Everybody knows the Boston Red Sox boast three World Series rings in ten years, the oldest ballpark in the majors, and the most rabid fan base in organized baseball. Who knew they also had a poet laureate?
Suppose I knew ahead of time that the Giants were going to win the World Series this year. Suppose God came to me in a dream and said, "Jeremy, here's what's going to happen. The Giants will win the Wild Card game." I wish!
Honesty in business is vital, and one's name is all they have. As it relates to the above, I've learned over time that sometimes the hardest person to be honest with is yourself, and it's the same as it relates to a startup.
Once again, baseball writers are about to discriminate against a talented player for merely being the best at his position. If the sport was more about being a meritocracy, we would have a few more votes for Atlanta Braves relief pitcher Craig Kimbrel for the Cy Young Award.
The incessant airing of Viagra's nauseating British-blonde-on-a-bed commercial during both this October's football games and throughout the baseball playoffs illustrates how tone-deaf the National Football League and Major League Baseball remain when it comes to truly embracing family viewers.
If you're ashamed of where you grew up, you shouldn't be. Some of our greatest heroes and most famous celebrities came from humble backgrounds. And all of these places are worth a visit.
With this postseason, these two teams have pretty much solidified the identities they've carved out in recent years: the Giants rise up when it counts, while the Dodgers fold.
Today I am a Bay Area resident with over 20 years under my belt. I support the local teams. They are two of the most exciting teams in baseball, but they are simply not mine. My heart is still with the Mets. And as hard as I have tried, I just can't quit them. I love them -- they are my team.
Even if you didn't and you don't know or care that much about baseball or sports, there are a number of things that made this World Series remarkable and also some important things we can learn from it that go way beyond baseball and sports in general.
The San Francisco Giants are once again in the World Series. I've been watching the games on TV, but I'm not rooting for them. As a kid, I was shattered when my team, the New York Giants, moved to the Bay Area in 1958. I felt betrayed. It must have been similar to what children feel when their parents divorce.

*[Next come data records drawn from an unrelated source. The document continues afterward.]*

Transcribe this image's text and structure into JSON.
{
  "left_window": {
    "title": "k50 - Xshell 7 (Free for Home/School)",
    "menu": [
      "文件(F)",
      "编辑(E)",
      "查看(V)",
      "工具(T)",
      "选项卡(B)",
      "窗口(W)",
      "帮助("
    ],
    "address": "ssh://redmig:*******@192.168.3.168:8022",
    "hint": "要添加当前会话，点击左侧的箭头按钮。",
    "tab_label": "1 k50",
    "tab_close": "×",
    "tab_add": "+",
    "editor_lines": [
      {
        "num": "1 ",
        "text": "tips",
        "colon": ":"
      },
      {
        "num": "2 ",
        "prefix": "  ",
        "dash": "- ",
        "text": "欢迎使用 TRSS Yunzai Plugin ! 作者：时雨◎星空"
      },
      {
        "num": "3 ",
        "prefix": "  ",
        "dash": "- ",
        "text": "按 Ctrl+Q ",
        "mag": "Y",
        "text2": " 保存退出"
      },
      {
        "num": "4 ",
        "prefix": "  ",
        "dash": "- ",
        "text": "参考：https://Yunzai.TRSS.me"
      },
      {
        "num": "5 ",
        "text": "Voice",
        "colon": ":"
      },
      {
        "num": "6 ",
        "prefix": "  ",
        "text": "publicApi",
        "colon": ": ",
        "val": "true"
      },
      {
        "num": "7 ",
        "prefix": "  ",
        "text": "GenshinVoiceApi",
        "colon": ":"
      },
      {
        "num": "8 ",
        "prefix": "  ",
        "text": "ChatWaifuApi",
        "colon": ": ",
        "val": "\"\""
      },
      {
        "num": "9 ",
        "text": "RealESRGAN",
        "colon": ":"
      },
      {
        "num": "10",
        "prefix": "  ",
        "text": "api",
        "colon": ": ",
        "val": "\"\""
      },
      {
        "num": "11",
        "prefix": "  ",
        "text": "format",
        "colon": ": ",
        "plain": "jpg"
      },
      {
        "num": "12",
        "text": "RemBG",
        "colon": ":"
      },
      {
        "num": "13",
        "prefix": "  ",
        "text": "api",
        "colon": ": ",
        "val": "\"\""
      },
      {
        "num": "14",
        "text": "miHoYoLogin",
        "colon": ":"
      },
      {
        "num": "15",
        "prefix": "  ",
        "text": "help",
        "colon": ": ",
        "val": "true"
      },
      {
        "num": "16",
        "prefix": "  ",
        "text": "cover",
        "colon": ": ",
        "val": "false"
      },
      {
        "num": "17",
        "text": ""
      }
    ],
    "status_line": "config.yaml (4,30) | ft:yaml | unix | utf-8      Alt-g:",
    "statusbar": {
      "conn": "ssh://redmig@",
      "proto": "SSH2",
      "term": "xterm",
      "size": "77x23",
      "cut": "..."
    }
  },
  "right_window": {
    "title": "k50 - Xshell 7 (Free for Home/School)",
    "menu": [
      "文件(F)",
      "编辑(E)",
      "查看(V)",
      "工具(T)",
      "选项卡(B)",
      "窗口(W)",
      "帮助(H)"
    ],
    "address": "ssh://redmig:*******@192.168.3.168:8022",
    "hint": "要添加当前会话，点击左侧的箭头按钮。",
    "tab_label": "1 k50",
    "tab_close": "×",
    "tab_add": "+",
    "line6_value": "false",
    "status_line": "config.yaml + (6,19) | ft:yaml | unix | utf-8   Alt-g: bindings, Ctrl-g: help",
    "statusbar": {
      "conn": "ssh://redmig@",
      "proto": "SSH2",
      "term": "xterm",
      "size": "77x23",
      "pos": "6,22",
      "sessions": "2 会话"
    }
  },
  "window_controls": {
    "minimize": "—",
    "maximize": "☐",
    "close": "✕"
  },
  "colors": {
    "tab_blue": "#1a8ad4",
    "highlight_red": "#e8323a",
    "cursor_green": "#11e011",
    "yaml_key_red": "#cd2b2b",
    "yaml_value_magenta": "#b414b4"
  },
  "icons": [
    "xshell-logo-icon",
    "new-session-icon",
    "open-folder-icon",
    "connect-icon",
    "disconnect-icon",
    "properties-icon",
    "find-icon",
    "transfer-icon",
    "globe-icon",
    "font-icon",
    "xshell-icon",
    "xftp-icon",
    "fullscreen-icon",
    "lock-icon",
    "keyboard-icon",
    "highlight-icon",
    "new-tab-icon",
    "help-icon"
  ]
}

The magic swing that could draw gasps of astonishment even when he failed to make contact has been shut down forever. The eternal promise of spring gone in a flash.
If the Giants were hoping to win the World Series at home, the Royals had a different plan. In the best of seven series, Kansas City took a 2-1 lead after edging San Francisco 3-2 for the win tonight. It was a hard fought game from both teams but the Royals came out on top giving both an offensive and defensive effort from the start.
Everyone's entitled to their opinions, including San Francisco writers who prefer their city's team over mine. But after reading a downright mean article that's not only picking on the team, but our fans, I want to stick up for the city I call home.
The Royals are having a blast playing a kids' game with a joy and esprit de corps usually missing in the pro ranks.
Selig's legacy may be that he lost the next generation of baseball fans. This is Selig's last World Series. Perhaps nothing demonstrates how baseball has turned off young sports fans than how young sports fans have turned off the World Series.